Interface dataset entries:
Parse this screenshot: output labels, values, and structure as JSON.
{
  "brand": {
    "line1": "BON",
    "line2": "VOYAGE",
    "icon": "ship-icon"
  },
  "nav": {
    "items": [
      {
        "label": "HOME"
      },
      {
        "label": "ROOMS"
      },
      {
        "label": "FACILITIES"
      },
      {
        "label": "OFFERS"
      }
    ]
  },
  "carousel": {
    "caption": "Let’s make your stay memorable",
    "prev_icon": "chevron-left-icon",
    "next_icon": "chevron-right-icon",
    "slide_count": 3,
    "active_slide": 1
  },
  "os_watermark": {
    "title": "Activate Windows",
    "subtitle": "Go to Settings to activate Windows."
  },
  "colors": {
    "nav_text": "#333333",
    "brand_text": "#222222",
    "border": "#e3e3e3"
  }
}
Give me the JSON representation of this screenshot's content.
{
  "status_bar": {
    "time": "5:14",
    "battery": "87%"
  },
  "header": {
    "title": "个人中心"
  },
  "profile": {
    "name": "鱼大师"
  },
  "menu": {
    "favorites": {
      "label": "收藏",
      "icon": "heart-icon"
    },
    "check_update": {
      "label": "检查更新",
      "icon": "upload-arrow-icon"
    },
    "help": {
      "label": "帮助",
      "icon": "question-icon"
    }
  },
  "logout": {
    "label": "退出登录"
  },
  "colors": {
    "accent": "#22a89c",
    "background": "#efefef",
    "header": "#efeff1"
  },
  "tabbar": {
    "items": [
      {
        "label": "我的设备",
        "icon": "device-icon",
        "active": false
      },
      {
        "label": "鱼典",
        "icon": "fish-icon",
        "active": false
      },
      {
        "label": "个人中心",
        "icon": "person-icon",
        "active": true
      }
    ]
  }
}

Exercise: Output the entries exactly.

Exercise response:
Parse this screenshot: output labels, values, and structure as JSON.
{
  "brand": {
    "line1": "BON",
    "line2": "VOYAGE",
    "icon": "ship-icon"
  },
  "nav": {
    "items": [
      {
        "label": "HOME"
      },
      {
        "label": "ROOMS"
      },
      {
        "label": "FACILITIES"
      },
      {
        "label": "OFFERS"
      }
    ]
  },
  "carousel": {
    "caption": "Let’s make your stay memorable",
    "prev_icon": "chevron-left-icon",
    "next_icon": "chevron-right-icon",
    "slide_count": 3,
    "active_slide": 1
  },
  "os_watermark": {
    "title": "Activate Windows",
    "subtitle": "Go to Settings to activate Windows."
  },
  "colors": {
    "nav_text": "#333333",
    "brand_text": "#222222",
    "border": "#e3e3e3"
  }
}
Give me the JSON representation of this screenshot's content.
{
  "status_bar": {
    "time": "5:14",
    "battery": "87%"
  },
  "header": {
    "title": "个人中心"
  },
  "profile": {
    "name": "鱼大师"
  },
  "menu": {
    "favorites": {
      "label": "收藏",
      "icon": "heart-icon"
    },
    "check_update": {
      "label": "检查更新",
      "icon": "upload-arrow-icon"
    },
    "help": {
      "label": "帮助",
      "icon": "question-icon"
    }
  },
  "logout": {
    "label": "退出登录"
  },
  "colors": {
    "accent": "#22a89c",
    "background": "#efefef",
    "header": "#efeff1"
  },
  "tabbar": {
    "items": [
      {
        "label": "我的设备",
        "icon": "device-icon",
        "active": false
      },
      {
        "label": "鱼典",
        "icon": "fish-icon",
        "active": false
      },
      {
        "label": "个人中心",
        "icon": "person-icon",
        "active": true
      }
    ]
  }
}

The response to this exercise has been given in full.